Dataset rows for apps and sites:
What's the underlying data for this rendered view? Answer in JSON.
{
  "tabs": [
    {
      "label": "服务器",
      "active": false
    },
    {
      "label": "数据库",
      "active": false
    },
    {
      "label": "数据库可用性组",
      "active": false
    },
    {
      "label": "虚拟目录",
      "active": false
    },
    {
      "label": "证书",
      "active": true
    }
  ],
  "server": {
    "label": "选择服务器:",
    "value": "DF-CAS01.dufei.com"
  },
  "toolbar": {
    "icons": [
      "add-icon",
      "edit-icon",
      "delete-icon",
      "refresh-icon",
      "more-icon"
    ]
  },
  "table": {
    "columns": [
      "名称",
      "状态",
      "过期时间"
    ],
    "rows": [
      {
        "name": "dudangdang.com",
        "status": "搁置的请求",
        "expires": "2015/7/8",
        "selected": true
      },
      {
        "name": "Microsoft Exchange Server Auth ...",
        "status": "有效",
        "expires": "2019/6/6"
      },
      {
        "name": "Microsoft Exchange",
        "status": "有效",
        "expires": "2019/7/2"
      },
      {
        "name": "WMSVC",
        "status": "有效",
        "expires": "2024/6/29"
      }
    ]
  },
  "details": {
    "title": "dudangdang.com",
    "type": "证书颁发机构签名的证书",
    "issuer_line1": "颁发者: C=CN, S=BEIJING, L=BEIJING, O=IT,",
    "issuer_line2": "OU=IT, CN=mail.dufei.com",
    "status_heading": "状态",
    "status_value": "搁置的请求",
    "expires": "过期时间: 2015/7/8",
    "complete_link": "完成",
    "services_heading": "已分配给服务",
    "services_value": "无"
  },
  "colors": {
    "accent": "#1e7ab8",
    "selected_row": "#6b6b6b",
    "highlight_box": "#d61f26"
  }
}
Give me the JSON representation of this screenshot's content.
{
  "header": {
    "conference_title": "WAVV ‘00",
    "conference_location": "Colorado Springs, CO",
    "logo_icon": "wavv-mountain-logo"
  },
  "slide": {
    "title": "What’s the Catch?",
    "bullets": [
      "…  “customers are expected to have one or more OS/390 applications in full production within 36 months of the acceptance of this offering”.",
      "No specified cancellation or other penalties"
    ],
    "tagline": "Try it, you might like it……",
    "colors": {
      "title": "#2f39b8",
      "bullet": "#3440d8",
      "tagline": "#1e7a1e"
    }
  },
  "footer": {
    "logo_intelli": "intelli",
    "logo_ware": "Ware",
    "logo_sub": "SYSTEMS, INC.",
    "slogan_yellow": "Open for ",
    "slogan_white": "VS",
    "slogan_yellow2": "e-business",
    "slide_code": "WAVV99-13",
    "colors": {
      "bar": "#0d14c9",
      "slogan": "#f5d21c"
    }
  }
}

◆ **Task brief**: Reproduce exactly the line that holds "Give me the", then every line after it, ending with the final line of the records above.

◆ **Answer below**:
Give me the JSON representation of this screenshot's content.
{
  "header": {
    "conference_title": "WAVV ‘00",
    "conference_location": "Colorado Springs, CO",
    "logo_icon": "wavv-mountain-logo"
  },
  "slide": {
    "title": "What’s the Catch?",
    "bullets": [
      "…  “customers are expected to have one or more OS/390 applications in full production within 36 months of the acceptance of this offering”.",
      "No specified cancellation or other penalties"
    ],
    "tagline": "Try it, you might like it……",
    "colors": {
      "title": "#2f39b8",
      "bullet": "#3440d8",
      "tagline": "#1e7a1e"
    }
  },
  "footer": {
    "logo_intelli": "intelli",
    "logo_ware": "Ware",
    "logo_sub": "SYSTEMS, INC.",
    "slogan_yellow": "Open for ",
    "slogan_white": "VS",
    "slogan_yellow2": "e-business",
    "slide_code": "WAVV99-13",
    "colors": {
      "bar": "#0d14c9",
      "slogan": "#f5d21c"
    }
  }
}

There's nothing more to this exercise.